## Website and app data records
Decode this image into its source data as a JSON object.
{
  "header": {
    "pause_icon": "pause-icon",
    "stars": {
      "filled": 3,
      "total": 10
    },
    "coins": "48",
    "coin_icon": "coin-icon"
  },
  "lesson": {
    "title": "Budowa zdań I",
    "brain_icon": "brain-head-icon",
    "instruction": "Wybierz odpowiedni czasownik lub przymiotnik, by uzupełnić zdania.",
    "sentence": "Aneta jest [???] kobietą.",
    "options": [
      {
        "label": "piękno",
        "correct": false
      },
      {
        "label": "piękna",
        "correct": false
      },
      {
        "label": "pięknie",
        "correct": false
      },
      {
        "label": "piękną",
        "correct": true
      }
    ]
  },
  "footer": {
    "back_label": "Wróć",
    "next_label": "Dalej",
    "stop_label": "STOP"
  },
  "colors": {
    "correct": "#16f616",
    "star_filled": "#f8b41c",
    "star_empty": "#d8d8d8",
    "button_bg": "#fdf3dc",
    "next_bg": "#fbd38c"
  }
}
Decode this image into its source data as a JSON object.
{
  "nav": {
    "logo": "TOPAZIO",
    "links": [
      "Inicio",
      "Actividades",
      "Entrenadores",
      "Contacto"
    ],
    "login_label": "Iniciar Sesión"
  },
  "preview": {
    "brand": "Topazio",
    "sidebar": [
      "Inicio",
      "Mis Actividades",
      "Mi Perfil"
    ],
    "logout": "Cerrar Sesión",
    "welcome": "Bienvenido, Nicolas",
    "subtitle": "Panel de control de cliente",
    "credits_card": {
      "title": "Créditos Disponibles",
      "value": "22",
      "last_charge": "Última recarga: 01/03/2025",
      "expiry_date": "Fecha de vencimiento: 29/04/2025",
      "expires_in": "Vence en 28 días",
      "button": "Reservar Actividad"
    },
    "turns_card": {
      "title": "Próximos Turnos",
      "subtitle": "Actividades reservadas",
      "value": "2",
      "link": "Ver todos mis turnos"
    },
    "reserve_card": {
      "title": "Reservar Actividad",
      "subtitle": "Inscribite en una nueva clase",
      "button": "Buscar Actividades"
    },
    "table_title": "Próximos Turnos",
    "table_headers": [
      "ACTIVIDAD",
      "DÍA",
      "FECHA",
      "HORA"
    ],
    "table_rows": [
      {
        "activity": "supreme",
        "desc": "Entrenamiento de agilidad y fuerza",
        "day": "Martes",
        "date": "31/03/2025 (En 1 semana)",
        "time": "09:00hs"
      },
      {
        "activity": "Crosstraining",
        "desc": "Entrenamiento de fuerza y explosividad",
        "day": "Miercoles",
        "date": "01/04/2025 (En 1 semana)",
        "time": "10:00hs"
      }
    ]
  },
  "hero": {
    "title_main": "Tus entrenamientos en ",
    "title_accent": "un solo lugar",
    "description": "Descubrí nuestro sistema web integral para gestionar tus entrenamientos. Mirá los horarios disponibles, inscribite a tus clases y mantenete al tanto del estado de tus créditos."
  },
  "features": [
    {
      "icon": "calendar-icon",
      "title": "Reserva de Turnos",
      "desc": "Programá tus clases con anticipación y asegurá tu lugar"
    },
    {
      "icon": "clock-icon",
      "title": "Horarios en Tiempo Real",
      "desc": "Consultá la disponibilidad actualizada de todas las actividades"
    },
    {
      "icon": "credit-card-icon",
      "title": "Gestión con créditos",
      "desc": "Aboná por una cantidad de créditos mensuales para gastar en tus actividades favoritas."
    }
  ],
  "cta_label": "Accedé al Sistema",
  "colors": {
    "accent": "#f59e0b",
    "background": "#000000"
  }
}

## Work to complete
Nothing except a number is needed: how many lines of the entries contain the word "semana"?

## Solution for this task
2